Bridgetown, Barbados (CMC) – St Vincent and the Grenadines Prime Minister Dr Ralph Gonsalves says he is “absolutely fed up” at the constant industrial action plaguing the regional airline, LIAT.
Gonsalves, who is the chairman of the shareholder governments of the financially troubled airline, told the Caribbean Media Corporation (CMC) that he was “fed up” with the “self-inflicted wounds” on the Antigua-based airline.
LIAT pilots walked off their jobs on Monday and their union, the Leeward Islands Airline Pilots Association (LIALPA) blamed “misguided and ill-informed decisions” taken by the airline’s management for the action.
The union claimed that they were forced into an emergency meeting to discuss the management’s decision resulting in the widespread disruption to the airline’s daily schedule.
The union and airline representatives met on Wednesday to discuss the matter and while the talks are expected to continue on Thursday, Gonsalves told CMC that “these self-inflicted wounds between management and the pilots just have to stop.
“Maybe everybody simply needs to take a breather and read the Psalms or Proverbs,” he said, adding that the airline, whose major shareholder governments are Antigua and Barbuda, Barbados, Dominica and St Vincent and the Grenadines can ill afford these problems particularly as shareholder governments continue to seek to invest in the airline.

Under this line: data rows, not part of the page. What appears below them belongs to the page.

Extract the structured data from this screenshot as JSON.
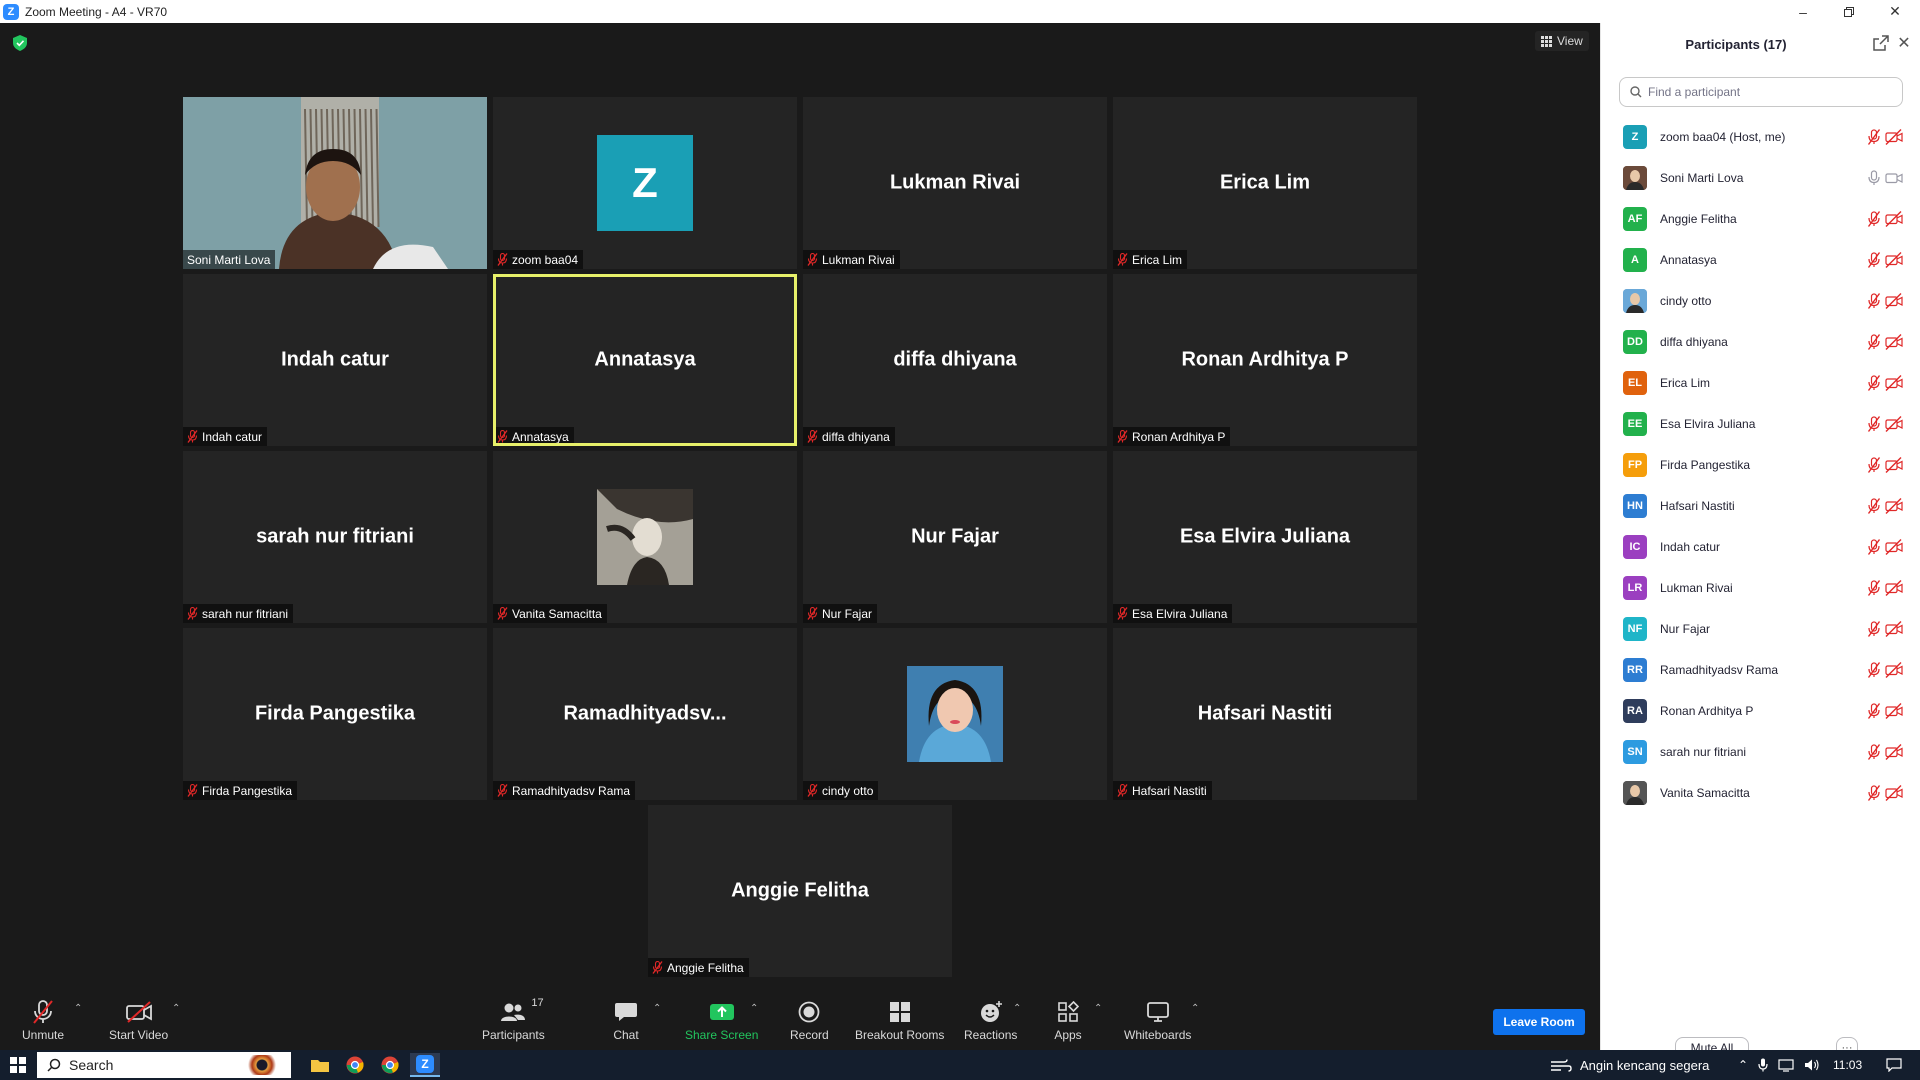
{
  "window": {
    "title": "Zoom Meeting - A4 - VR70"
  },
  "view_button": {
    "label": "View"
  },
  "tiles": [
    {
      "name": "Soni Marti Lova",
      "label": "Soni Marti Lova",
      "kind": "video"
    },
    {
      "name": "zoom baa04",
      "label": "zoom baa04",
      "kind": "avatar",
      "initial": "Z"
    },
    {
      "name": "Lukman Rivai",
      "label": "Lukman Rivai",
      "kind": "name"
    },
    {
      "name": "Erica Lim",
      "label": "Erica Lim",
      "kind": "name"
    },
    {
      "name": "Indah catur",
      "label": "Indah catur",
      "kind": "name"
    },
    {
      "name": "Annatasya",
      "label": "Annatasya",
      "kind": "name",
      "active": true
    },
    {
      "name": "diffa dhiyana",
      "label": "diffa dhiyana",
      "kind": "name"
    },
    {
      "name": "Ronan Ardhitya P",
      "label": "Ronan Ardhitya P",
      "kind": "name"
    },
    {
      "name": "sarah nur fitriani",
      "label": "sarah nur fitriani",
      "kind": "name"
    },
    {
      "name": "Vanita Samacitta",
      "label": "Vanita Samacitta",
      "kind": "photo"
    },
    {
      "name": "Nur Fajar",
      "label": "Nur Fajar",
      "kind": "name"
    },
    {
      "name": "Esa Elvira Juliana",
      "label": "Esa Elvira Juliana",
      "kind": "name"
    },
    {
      "name": "Firda Pangestika",
      "label": "Firda Pangestika",
      "kind": "name"
    },
    {
      "name": "Ramadhityadsv...",
      "label": "Ramadhityadsv Rama",
      "kind": "name"
    },
    {
      "name": "cindy otto",
      "label": "cindy otto",
      "kind": "photo"
    },
    {
      "name": "Hafsari Nastiti",
      "label": "Hafsari Nastiti",
      "kind": "name"
    },
    {
      "name": "Anggie Felitha",
      "label": "Anggie Felitha",
      "kind": "name"
    }
  ],
  "toolbar": {
    "unmute": "Unmute",
    "start_video": "Start Video",
    "participants": "Participants",
    "participants_count": "17",
    "chat": "Chat",
    "share_screen": "Share Screen",
    "record": "Record",
    "breakout_rooms": "Breakout Rooms",
    "reactions": "Reactions",
    "apps": "Apps",
    "whiteboards": "Whiteboards",
    "leave_room": "Leave Room"
  },
  "participants_panel": {
    "title": "Participants (17)",
    "search_placeholder": "Find a participant",
    "mute_all": "Mute All",
    "more": "···",
    "list": [
      {
        "initials": "Z",
        "name": "zoom baa04 (Host, me)",
        "color": "#1a9fb5",
        "muted": true
      },
      {
        "initials": "",
        "name": "Soni Marti Lova",
        "color": "#6b4a3a",
        "muted": false,
        "photo": true
      },
      {
        "initials": "AF",
        "name": "Anggie Felitha",
        "color": "#22b14c",
        "muted": true
      },
      {
        "initials": "A",
        "name": "Annatasya",
        "color": "#22b14c",
        "muted": true
      },
      {
        "initials": "",
        "name": "cindy otto",
        "color": "#6aa8d8",
        "muted": true,
        "photo": true
      },
      {
        "initials": "DD",
        "name": "diffa dhiyana",
        "color": "#22b14c",
        "muted": true
      },
      {
        "initials": "EL",
        "name": "Erica Lim",
        "color": "#e0620d",
        "muted": true
      },
      {
        "initials": "EE",
        "name": "Esa Elvira Juliana",
        "color": "#22b14c",
        "muted": true
      },
      {
        "initials": "FP",
        "name": "Firda Pangestika",
        "color": "#f59e0b",
        "muted": true
      },
      {
        "initials": "HN",
        "name": "Hafsari Nastiti",
        "color": "#2d7dd2",
        "muted": true
      },
      {
        "initials": "IC",
        "name": "Indah catur",
        "color": "#9b3fc0",
        "muted": true
      },
      {
        "initials": "LR",
        "name": "Lukman Rivai",
        "color": "#9b3fc0",
        "muted": true
      },
      {
        "initials": "NF",
        "name": "Nur Fajar",
        "color": "#1fb5c8",
        "muted": true
      },
      {
        "initials": "RR",
        "name": "Ramadhityadsv Rama",
        "color": "#2d7dd2",
        "muted": true
      },
      {
        "initials": "RA",
        "name": "Ronan Ardhitya P",
        "color": "#2f3d5c",
        "muted": true
      },
      {
        "initials": "SN",
        "name": "sarah nur fitriani",
        "color": "#2d9be0",
        "muted": true
      },
      {
        "initials": "",
        "name": "Vanita Samacitta",
        "color": "#555555",
        "muted": true,
        "photo": true
      }
    ]
  },
  "taskbar": {
    "search": "Search",
    "weather": "Angin kencang segera",
    "time": "11:03"
  },
  "colors": {
    "accent": "#0e72ed",
    "active_speaker": "#e7f06a",
    "muted_red": "#e02828",
    "share_green": "#22c55e"
  }
}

“The amount of money that we are putting in this airline, the shareholders, and more people are getting interested. I just talked to the president of the Regional Council of Martinique and he’s interested in getting on board as an equity partner in LIAT, but this kinda foolishness must stop.
“When these things happen other potential shareholders will wonder what’s the matter with these guys. I’m absolutely frustrated and so too are the members of the travelling public,” Gonsalves said.
Gonsalves said he was anxious to receive a full report on what led to Tuesday’s strike but he urged management and the pilots to maintain level heads and exercise mature judgement.
“I am asking the pilots not to go off the handle at the slightest difficulty, not to on a sick-out, a wildcat strike or withdrawal of labour and I’m asking management just to be circumspect in the way in which they speak, in the way they act. This is absolutely ridiculous.”
Gonsalves said he was still of the opinion that LIAT should be declared an essential service, adding that the shareholder governments had already agreed to go that route.
He told CMC, he raised the matter at the Caricom level and member states now have to decide on whether to accept his proposals.
“I think that they (Caricom leaders) are on board. I can start the ball rolling myself but the important countries to move Antigua and Barbuda and Barbados and to some extent Trinidad and Tobago because these are places where you have ‘bases’.
“But all throughout the islands served by LIAT you must put such legislation in place. In the case of St Vincent and the Grenadines all we need to do with the essential services legislation is to add LIAT as an essential service,” he added.